What to work on >> Print the data that follows again, keeping every line exact.

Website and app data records

- - - - -

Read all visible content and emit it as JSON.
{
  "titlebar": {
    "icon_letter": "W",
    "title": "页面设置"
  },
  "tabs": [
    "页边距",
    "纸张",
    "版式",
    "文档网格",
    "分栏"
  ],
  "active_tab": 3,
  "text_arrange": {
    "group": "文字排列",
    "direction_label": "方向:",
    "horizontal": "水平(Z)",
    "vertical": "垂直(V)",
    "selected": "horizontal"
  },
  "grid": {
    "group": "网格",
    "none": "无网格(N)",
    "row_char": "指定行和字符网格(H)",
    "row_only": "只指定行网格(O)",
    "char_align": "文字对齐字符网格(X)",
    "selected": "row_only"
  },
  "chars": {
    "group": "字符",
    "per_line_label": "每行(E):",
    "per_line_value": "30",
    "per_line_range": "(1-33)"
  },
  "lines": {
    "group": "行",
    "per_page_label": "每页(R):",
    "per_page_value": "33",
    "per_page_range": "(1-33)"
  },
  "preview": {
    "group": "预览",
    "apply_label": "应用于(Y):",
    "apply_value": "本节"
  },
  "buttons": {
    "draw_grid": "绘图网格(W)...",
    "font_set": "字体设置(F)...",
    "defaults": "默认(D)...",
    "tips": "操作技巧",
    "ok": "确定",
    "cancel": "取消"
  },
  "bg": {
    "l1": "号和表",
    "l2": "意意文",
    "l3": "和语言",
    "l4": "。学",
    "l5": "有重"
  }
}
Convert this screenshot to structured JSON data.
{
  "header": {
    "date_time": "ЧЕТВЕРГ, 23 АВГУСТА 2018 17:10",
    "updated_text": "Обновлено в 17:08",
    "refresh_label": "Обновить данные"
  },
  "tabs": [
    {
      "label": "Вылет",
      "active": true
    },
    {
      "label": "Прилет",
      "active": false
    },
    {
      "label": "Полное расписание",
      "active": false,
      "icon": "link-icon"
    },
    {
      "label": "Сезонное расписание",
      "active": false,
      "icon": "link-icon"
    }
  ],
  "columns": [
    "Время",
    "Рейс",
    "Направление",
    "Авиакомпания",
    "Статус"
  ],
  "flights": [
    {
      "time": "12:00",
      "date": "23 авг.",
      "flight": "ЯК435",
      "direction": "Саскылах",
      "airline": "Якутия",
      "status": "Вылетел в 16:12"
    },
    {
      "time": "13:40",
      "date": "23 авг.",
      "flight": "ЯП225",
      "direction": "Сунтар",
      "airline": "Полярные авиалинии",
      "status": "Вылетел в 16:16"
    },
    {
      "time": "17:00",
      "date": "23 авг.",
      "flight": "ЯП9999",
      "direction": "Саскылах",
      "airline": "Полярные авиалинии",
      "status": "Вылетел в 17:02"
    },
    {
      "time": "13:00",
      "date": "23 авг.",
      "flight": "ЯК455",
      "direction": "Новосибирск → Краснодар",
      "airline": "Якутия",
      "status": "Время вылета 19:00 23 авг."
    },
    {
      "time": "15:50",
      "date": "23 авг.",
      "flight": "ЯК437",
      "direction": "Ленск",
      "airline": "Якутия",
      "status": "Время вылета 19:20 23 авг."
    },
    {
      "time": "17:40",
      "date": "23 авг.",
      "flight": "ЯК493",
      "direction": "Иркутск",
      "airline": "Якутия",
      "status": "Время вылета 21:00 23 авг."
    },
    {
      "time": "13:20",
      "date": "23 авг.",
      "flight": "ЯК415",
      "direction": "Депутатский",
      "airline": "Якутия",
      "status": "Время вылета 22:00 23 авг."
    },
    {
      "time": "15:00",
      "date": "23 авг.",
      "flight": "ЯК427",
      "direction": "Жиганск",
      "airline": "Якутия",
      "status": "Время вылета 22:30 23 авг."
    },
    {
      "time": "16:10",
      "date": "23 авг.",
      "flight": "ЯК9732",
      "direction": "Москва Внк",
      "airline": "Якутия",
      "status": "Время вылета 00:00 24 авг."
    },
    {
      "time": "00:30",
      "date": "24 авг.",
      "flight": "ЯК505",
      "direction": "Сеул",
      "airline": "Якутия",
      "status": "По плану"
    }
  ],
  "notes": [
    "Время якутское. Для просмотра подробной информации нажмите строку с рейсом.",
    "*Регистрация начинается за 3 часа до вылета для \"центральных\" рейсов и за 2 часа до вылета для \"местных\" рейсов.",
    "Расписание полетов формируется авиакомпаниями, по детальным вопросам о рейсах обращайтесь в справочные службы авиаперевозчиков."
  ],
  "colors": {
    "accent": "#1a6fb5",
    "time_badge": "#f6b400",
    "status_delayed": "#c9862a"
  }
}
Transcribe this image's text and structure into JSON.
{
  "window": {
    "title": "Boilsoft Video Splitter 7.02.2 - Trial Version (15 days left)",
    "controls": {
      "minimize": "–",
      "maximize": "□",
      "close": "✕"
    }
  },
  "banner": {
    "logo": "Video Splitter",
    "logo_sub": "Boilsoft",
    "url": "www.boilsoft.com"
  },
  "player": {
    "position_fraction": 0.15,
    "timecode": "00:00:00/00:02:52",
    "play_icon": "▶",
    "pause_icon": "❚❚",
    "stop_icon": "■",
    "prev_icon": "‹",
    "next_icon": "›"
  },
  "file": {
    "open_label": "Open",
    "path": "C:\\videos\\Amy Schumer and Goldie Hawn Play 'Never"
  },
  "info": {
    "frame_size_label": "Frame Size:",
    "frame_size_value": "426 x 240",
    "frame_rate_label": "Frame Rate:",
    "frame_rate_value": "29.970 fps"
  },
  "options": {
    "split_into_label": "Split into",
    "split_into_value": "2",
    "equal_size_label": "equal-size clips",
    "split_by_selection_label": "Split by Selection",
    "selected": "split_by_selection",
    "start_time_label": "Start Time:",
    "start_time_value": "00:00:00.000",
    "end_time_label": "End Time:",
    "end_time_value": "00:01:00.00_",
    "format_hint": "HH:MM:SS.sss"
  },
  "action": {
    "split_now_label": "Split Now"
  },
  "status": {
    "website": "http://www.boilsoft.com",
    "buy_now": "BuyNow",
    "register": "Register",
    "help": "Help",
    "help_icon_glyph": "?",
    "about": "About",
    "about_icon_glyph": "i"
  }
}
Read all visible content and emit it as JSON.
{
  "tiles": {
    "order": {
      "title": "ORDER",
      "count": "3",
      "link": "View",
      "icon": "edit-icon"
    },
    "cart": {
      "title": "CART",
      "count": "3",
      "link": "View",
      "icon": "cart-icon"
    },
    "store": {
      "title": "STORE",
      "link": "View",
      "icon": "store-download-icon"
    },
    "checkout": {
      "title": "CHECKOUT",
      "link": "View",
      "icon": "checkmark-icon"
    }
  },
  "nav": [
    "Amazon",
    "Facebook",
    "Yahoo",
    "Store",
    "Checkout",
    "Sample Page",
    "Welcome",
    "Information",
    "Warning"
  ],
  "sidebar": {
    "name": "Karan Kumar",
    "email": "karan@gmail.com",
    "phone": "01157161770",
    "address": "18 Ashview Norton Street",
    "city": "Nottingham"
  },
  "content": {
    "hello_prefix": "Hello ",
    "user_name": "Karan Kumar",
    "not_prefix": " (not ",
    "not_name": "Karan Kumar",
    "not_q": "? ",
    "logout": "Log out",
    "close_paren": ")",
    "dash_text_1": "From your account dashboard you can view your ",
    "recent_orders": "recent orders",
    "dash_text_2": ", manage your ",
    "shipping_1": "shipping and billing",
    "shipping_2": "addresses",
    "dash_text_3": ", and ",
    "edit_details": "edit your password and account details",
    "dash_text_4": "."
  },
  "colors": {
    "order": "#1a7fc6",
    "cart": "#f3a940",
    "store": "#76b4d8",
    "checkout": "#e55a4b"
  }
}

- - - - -

Worked solution >>
Read all visible content and emit it as JSON.
{
  "titlebar": {
    "icon_letter": "W",
    "title": "页面设置"
  },
  "tabs": [
    "页边距",
    "纸张",
    "版式",
    "文档网格",
    "分栏"
  ],
  "active_tab": 3,
  "text_arrange": {
    "group": "文字排列",
    "direction_label": "方向:",
    "horizontal": "水平(Z)",
    "vertical": "垂直(V)",
    "selected": "horizontal"
  },
  "grid": {
    "group": "网格",
    "none": "无网格(N)",
    "row_char": "指定行和字符网格(H)",
    "row_only": "只指定行网格(O)",
    "char_align": "文字对齐字符网格(X)",
    "selected": "row_only"
  },
  "chars": {
    "group": "字符",
    "per_line_label": "每行(E):",
    "per_line_value": "30",
    "per_line_range": "(1-33)"
  },
  "lines": {
    "group": "行",
    "per_page_label": "每页(R):",
    "per_page_value": "33",
    "per_page_range": "(1-33)"
  },
  "preview": {
    "group": "预览",
    "apply_label": "应用于(Y):",
    "apply_value": "本节"
  },
  "buttons": {
    "draw_grid": "绘图网格(W)...",
    "font_set": "字体设置(F)...",
    "defaults": "默认(D)...",
    "tips": "操作技巧",
    "ok": "确定",
    "cancel": "取消"
  },
  "bg": {
    "l1": "号和表",
    "l2": "意意文",
    "l3": "和语言",
    "l4": "。学",
    "l5": "有重"
  }
}
Convert this screenshot to structured JSON data.
{
  "header": {
    "date_time": "ЧЕТВЕРГ, 23 АВГУСТА 2018 17:10",
    "updated_text": "Обновлено в 17:08",
    "refresh_label": "Обновить данные"
  },
  "tabs": [
    {
      "label": "Вылет",
      "active": true
    },
    {
      "label": "Прилет",
      "active": false
    },
    {
      "label": "Полное расписание",
      "active": false,
      "icon": "link-icon"
    },
    {
      "label": "Сезонное расписание",
      "active": false,
      "icon": "link-icon"
    }
  ],
  "columns": [
    "Время",
    "Рейс",
    "Направление",
    "Авиакомпания",
    "Статус"
  ],
  "flights": [
    {
      "time": "12:00",
      "date": "23 авг.",
      "flight": "ЯК435",
      "direction": "Саскылах",
      "airline": "Якутия",
      "status": "Вылетел в 16:12"
    },
    {
      "time": "13:40",
      "date": "23 авг.",
      "flight": "ЯП225",
      "direction": "Сунтар",
      "airline": "Полярные авиалинии",
      "status": "Вылетел в 16:16"
    },
    {
      "time": "17:00",
      "date": "23 авг.",
      "flight": "ЯП9999",
      "direction": "Саскылах",
      "airline": "Полярные авиалинии",
      "status": "Вылетел в 17:02"
    },
    {
      "time": "13:00",
      "date": "23 авг.",
      "flight": "ЯК455",
      "direction": "Новосибирск → Краснодар",
      "airline": "Якутия",
      "status": "Время вылета 19:00 23 авг."
    },
    {
      "time": "15:50",
      "date": "23 авг.",
      "flight": "ЯК437",
      "direction": "Ленск",
      "airline": "Якутия",
      "status": "Время вылета 19:20 23 авг."
    },
    {
      "time": "17:40",
      "date": "23 авг.",
      "flight": "ЯК493",
      "direction": "Иркутск",
      "airline": "Якутия",
      "status": "Время вылета 21:00 23 авг."
    },
    {
      "time": "13:20",
      "date": "23 авг.",
      "flight": "ЯК415",
      "direction": "Депутатский",
      "airline": "Якутия",
      "status": "Время вылета 22:00 23 авг."
    },
    {
      "time": "15:00",
      "date": "23 авг.",
      "flight": "ЯК427",
      "direction": "Жиганск",
      "airline": "Якутия",
      "status": "Время вылета 22:30 23 авг."
    },
    {
      "time": "16:10",
      "date": "23 авг.",
      "flight": "ЯК9732",
      "direction": "Москва Внк",
      "airline": "Якутия",
      "status": "Время вылета 00:00 24 авг."
    },
    {
      "time": "00:30",
      "date": "24 авг.",
      "flight": "ЯК505",
      "direction": "Сеул",
      "airline": "Якутия",
      "status": "По плану"
    }
  ],
  "notes": [
    "Время якутское. Для просмотра подробной информации нажмите строку с рейсом.",
    "*Регистрация начинается за 3 часа до вылета для \"центральных\" рейсов и за 2 часа до вылета для \"местных\" рейсов.",
    "Расписание полетов формируется авиакомпаниями, по детальным вопросам о рейсах обращайтесь в справочные службы авиаперевозчиков."
  ],
  "colors": {
    "accent": "#1a6fb5",
    "time_badge": "#f6b400",
    "status_delayed": "#c9862a"
  }
}
Transcribe this image's text and structure into JSON.
{
  "window": {
    "title": "Boilsoft Video Splitter 7.02.2 - Trial Version (15 days left)",
    "controls": {
      "minimize": "–",
      "maximize": "□",
      "close": "✕"
    }
  },
  "banner": {
    "logo": "Video Splitter",
    "logo_sub": "Boilsoft",
    "url": "www.boilsoft.com"
  },
  "player": {
    "position_fraction": 0.15,
    "timecode": "00:00:00/00:02:52",
    "play_icon": "▶",
    "pause_icon": "❚❚",
    "stop_icon": "■",
    "prev_icon": "‹",
    "next_icon": "›"
  },
  "file": {
    "open_label": "Open",
    "path": "C:\\videos\\Amy Schumer and Goldie Hawn Play 'Never"
  },
  "info": {
    "frame_size_label": "Frame Size:",
    "frame_size_value": "426 x 240",
    "frame_rate_label": "Frame Rate:",
    "frame_rate_value": "29.970 fps"
  },
  "options": {
    "split_into_label": "Split into",
    "split_into_value": "2",
    "equal_size_label": "equal-size clips",
    "split_by_selection_label": "Split by Selection",
    "selected": "split_by_selection",
    "start_time_label": "Start Time:",
    "start_time_value": "00:00:00.000",
    "end_time_label": "End Time:",
    "end_time_value": "00:01:00.00_",
    "format_hint": "HH:MM:SS.sss"
  },
  "action": {
    "split_now_label": "Split Now"
  },
  "status": {
    "website": "http://www.boilsoft.com",
    "buy_now": "BuyNow",
    "register": "Register",
    "help": "Help",
    "help_icon_glyph": "?",
    "about": "About",
    "about_icon_glyph": "i"
  }
}
Read all visible content and emit it as JSON.
{
  "tiles": {
    "order": {
      "title": "ORDER",
      "count": "3",
      "link": "View",
      "icon": "edit-icon"
    },
    "cart": {
      "title": "CART",
      "count": "3",
      "link": "View",
      "icon": "cart-icon"
    },
    "store": {
      "title": "STORE",
      "link": "View",
      "icon": "store-download-icon"
    },
    "checkout": {
      "title": "CHECKOUT",
      "link": "View",
      "icon": "checkmark-icon"
    }
  },
  "nav": [
    "Amazon",
    "Facebook",
    "Yahoo",
    "Store",
    "Checkout",
    "Sample Page",
    "Welcome",
    "Information",
    "Warning"
  ],
  "sidebar": {
    "name": "Karan Kumar",
    "email": "karan@gmail.com",
    "phone": "01157161770",
    "address": "18 Ashview Norton Street",
    "city": "Nottingham"
  },
  "content": {
    "hello_prefix": "Hello ",
    "user_name": "Karan Kumar",
    "not_prefix": " (not ",
    "not_name": "Karan Kumar",
    "not_q": "? ",
    "logout": "Log out",
    "close_paren": ")",
    "dash_text_1": "From your account dashboard you can view your ",
    "recent_orders": "recent orders",
    "dash_text_2": ", manage your ",
    "shipping_1": "shipping and billing",
    "shipping_2": "addresses",
    "dash_text_3": ", and ",
    "edit_details": "edit your password and account details",
    "dash_text_4": "."
  },
  "colors": {
    "order": "#1a7fc6",
    "cart": "#f3a940",
    "store": "#76b4d8",
    "checkout": "#e55a4b"
  }
}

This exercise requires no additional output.